Introducing your students to your Akoraka | Learn …
Spending some time introducing your students to your Akoraka | Learn course page will build student confidence and minimise future questions. Read our tips here.
Managing Large Classes
Teaching a large course requires a higher level of practical and pedagogical organisation than a small course, and thus more planning before day one. The aspects covered under classroom management become even more important in a large course.
Many teachers try to “make a large class small” by treating it as such. Methods include:
- walking around the classroom during the class session
- moving toward the student asking a question
- using group work to create a more intimate atmosphere
- learning and using student names
- making time immediately before and after your class session to talk to students
- introducing some active learning strategies,
- developing other methods that allow you to be closer to the students you are teaching.
Regardless of your course delivery approach, you will have asynchronous learning activities in your course and students will expect an online presence from you. Here are some tips for interacting with students in your course’s online learning environment. These tips can also apply to face-to-face interactions.
- Design activities that promote collaboration among students.
- Outline and explain course netiquette and model it at the beginning of the semester with instructor-guided introductions.
- Pose effective questions in discussion forums which encourage interaction and critical thinking skills among all students. It is important that these questions are open-ended and engaging. Here are some useful tips for writing effective discussion forum questions.
- Monitor content activity to ensure all students participate fully and discussions remain on topic.
- Record a 1-2 min video each week to connect with students. Aspects you could cover include:
- A summary of what has happened in the course during the week/topic/module
- Activities the students have done well in
- Any further activity you would like from students
- Any upcoming assessment due dates
- The focus for next week/topic/module and what students can do to prepare
- Create specific forums for questions regarding course assessment, course content and more social interactions.
- Ask students for feedback about the course on a regular basis and revise content as needed.
- Maintain an active online daily presence (particularly during the beginning weeks of a course) as this will be noticed and appreciated by the students.
- Give frequent and substantive feedback throughout the course.
- Let students know up front what response time they should expect for their questions/inquiries (eg, 24 hours).
- Inform students immediately of your absence should an illness, family emergency or other unexpected event prevent you from continuing regular effective contact for a prolonged time period (>1 week). Students will understand and most will be sympathetic and understanding of your predicament.
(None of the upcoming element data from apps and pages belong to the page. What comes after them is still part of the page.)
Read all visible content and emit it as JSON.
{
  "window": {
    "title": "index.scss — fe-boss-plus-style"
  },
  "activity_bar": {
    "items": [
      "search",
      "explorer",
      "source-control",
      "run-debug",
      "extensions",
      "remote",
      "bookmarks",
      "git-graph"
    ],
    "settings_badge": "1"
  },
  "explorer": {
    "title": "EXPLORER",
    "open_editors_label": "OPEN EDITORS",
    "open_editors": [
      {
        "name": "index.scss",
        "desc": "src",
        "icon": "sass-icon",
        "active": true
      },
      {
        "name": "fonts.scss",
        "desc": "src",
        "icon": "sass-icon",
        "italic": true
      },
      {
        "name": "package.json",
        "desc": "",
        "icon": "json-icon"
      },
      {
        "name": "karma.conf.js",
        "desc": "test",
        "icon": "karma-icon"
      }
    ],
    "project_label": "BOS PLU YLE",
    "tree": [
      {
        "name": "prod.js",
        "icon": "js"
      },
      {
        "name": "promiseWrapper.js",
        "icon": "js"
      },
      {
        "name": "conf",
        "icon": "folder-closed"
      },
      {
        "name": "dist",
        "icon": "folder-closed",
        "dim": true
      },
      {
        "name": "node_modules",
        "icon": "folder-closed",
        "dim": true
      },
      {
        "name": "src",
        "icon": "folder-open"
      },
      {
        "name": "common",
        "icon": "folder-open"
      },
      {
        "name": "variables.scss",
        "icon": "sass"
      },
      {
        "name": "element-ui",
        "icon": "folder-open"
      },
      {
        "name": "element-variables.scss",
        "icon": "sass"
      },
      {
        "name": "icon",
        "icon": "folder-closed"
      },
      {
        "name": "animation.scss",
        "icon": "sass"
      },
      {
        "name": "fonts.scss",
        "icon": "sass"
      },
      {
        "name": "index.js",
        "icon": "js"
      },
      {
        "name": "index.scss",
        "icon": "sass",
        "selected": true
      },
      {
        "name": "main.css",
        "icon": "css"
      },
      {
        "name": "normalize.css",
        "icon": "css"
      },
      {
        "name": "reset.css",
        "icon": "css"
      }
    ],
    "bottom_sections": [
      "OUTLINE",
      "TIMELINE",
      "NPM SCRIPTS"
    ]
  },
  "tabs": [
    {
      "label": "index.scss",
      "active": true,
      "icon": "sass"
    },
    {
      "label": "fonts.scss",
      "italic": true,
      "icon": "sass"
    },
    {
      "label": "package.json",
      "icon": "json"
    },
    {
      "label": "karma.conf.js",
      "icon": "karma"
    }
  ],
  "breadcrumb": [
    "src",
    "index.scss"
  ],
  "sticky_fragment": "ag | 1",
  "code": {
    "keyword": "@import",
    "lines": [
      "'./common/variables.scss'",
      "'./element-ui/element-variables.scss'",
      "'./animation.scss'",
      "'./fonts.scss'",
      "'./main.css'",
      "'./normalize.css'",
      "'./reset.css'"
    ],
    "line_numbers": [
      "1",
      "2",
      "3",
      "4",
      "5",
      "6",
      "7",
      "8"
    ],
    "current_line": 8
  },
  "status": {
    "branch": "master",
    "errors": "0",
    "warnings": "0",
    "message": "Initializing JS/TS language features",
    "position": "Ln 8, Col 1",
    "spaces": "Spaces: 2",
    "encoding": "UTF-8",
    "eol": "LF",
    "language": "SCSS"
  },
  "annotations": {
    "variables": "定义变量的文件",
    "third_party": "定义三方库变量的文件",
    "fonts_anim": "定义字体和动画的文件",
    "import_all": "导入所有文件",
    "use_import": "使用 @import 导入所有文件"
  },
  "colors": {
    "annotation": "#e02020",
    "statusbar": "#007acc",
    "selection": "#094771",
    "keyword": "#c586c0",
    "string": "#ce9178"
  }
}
You do not of course need to provide them with specific information about your absence unless it is directly relevant to the students, but what they will not appreciate is being left in the dark with no clarity on how to proceed.
- Inform students about whom to contact with course questions during your absence.
- Let students know when regular effective instructor-initiated contact will resume.